Fiona Ong not only uncovered all of this, she covers it.
September 24th, 2019 by Edwin G. Foulke, Jr.
Fisher & Phillips LLP
The Occupational Safety and Health Act of 1970 (the OSH Act) has been the principal force of change acting to reduce work-related injuries, deaths, and diseases of occupational origin in American workplaces. It has led to the issuance of hundreds of safety and standards regulations that affect every type of workplace – from the clerical office, to the industrial plant, to the construct...
August 29th, 2019 by Juli Jenkins at LMC Insurance and Risk Management
Everyone wants to feel (and be) safe, including remote workers.
And OSHA says you are responsible for the safety conditions regardless of their location. So how to reduce everyone's risk?
Juli Jenkins helps you put together a plan, including:
August 28th, 2019 by Melissa Osipoff at Fisher Phillips
On August 20, Governor Andrew Cuomo expanded the protections employers must provide to employees who are victims of domestic violence.
The amendment expands protections against discrimination and obligates employers to provide reasonable accommodations for certain conditions of leave.
What do you need to know in order to be in compliance before it becomes effective November 18, 2019?
August 21st, 2019 by Edwin G. Foulke, Jr. at Fisher Phillips
The following list of questions will provide a snapshot for you to use in determining whether or not you are complying with the safety and health laws and regulations that apply in the workplace. You should know the answer to every one of these questions.

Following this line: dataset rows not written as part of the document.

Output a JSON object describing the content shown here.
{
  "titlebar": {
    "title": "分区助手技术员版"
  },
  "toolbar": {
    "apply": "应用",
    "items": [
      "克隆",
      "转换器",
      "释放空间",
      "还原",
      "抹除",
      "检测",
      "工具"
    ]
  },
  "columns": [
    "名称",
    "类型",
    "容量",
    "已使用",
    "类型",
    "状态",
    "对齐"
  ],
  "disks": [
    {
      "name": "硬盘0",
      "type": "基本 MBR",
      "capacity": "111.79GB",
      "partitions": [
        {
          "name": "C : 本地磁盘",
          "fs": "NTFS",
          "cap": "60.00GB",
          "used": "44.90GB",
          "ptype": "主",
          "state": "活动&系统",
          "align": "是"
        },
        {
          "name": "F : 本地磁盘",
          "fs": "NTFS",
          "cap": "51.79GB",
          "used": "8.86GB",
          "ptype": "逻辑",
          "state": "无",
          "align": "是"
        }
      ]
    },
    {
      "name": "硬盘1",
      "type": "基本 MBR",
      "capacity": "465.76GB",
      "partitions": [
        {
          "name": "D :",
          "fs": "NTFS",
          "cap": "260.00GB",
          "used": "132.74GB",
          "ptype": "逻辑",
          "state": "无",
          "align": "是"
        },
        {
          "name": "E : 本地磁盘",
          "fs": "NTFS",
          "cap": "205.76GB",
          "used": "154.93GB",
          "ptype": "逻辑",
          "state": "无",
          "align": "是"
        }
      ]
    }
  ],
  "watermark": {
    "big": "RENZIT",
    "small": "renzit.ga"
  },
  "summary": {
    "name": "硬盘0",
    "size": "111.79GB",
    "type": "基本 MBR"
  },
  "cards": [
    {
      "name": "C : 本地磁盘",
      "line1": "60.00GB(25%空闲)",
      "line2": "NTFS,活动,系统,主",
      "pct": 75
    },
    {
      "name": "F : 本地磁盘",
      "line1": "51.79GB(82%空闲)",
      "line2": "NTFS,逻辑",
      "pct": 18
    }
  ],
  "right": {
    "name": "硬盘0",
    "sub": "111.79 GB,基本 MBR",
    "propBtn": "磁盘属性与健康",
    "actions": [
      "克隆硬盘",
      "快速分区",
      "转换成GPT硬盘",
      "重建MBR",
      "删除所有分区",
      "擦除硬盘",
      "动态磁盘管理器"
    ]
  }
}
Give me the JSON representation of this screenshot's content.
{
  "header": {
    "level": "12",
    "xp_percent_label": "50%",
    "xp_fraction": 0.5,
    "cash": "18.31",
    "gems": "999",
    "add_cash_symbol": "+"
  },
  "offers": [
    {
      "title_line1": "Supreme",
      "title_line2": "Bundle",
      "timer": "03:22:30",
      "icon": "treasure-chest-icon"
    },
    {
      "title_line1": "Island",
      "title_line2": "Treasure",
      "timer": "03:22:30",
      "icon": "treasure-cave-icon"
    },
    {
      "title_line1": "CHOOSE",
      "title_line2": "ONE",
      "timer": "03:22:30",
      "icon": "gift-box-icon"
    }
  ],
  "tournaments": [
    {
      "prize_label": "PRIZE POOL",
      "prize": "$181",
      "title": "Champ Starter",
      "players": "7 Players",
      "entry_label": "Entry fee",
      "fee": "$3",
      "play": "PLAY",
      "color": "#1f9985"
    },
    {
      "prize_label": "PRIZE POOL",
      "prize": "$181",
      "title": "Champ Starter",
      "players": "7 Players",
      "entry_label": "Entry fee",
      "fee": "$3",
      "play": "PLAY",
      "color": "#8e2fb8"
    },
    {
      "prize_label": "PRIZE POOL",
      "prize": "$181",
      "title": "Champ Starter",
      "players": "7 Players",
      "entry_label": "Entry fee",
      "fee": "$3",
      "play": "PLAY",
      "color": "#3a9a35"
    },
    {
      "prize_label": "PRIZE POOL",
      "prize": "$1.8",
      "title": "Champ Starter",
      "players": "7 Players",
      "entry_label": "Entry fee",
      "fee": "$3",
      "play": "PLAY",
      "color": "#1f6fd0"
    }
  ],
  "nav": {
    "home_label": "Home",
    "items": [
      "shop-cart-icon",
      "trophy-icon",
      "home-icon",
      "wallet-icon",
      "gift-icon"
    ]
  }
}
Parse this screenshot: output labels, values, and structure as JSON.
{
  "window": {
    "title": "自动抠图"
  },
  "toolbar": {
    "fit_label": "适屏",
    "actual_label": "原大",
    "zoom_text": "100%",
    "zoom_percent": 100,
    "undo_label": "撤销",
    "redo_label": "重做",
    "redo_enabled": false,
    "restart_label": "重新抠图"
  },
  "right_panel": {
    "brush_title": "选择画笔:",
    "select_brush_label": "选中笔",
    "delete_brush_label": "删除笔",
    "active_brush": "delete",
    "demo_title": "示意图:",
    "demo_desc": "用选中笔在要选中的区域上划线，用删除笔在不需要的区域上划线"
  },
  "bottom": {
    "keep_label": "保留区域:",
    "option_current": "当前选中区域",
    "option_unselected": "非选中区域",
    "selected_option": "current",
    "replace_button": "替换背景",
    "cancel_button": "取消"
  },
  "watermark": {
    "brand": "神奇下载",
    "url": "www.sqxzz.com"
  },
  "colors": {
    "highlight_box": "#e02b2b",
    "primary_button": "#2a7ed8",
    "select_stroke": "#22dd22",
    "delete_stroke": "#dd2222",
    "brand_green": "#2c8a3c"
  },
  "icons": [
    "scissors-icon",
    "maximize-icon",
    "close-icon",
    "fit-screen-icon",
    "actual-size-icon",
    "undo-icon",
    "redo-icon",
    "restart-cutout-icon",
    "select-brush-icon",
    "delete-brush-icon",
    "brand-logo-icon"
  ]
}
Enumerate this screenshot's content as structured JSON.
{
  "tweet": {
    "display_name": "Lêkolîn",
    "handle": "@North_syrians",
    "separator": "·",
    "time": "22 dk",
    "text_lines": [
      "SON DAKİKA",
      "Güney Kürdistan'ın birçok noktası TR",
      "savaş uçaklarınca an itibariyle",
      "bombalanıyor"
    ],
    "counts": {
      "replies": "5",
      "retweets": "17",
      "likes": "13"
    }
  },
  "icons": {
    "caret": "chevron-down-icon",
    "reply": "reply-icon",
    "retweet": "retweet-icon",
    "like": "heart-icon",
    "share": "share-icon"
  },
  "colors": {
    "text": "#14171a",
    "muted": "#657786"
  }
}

Although a “No” answer does not necessarily mean you are in violation of any laws or regulations, you should understand ...
June 4th, 2019 by Katherine Dudley Helms at Ogletree Deakins
The measles is (are?) back and whether you believe in vaccination or not, the chances that you will need to deal with them (it?) in the workplace is greater than it has ever been in your professional lifetime. Katherine Dudley Helms answers six measles FAQs.
May 31st, 2019 by Shawe Rosenthal
In recognition of National Heat Awareness Day (at least the Farmers Almanac calendar on my desk says it is today), here are some tips on keeping your workers cool as the summer heats up.
BONUS #1: "Quick Card" link - OSHA provides everything from risk factors to symptoms or heat exhaustion, prevention to how to protect workers to what to do if they overheat, all neatly packed on a 9"x4" card.
BONUS #2: Heat Safety Tool link - yep, there is an app for that.
And yes, everything will translate for your dog's days of summer, except the app, which is only provided in English and Spanish.
May 1st, 2019 by Pamela Williams at Fisher Phillips
If you would like 12 more steps to reduce the risk of workplace violence, Pamela Williams coincidently has 12 more steps.
The previous 12 steps to handle workplace violence come from our Workplace Safety and Health Compliance Manual authored by former head of OSHA (and currently at Fisher Phillips) Ed Foulke.
That 12-step plan to handle violence in the workplace is also already on this blog.
Hint: This is important - do all 24 now.
September 26th, 2018 by Debra Friedman at Cozen O'Connor
20 things you can do to prevent workplace violence, from no-cost to full-blown, easy to time intensive.
October 24th, 2018 by William S. Rutchow at Ogletree Deakins
Yes, as a Tennessee employer, you can PROHIBIT firearms in your workplace.
And yes, you can PERMIT concealed firearms.
You just have to POST it.
June 12th, 2018 by hrsimple
When you think about workplace safety, you probably picture injuries and accidents, but in reality, safety means much more than that. The hardest aspect of having a safe workplace is thinking about the unexpected threats, the freak incidents as well as the hidden everyday dangers. Employers can be intimidated by the Occupational Safety and Health Act (OSH Act) because a majority of it applies to very specific industries.
This list is meant to help the everyday office become a little bit safer. Take a minute to make sure you are doing all you can to keep your staff safe!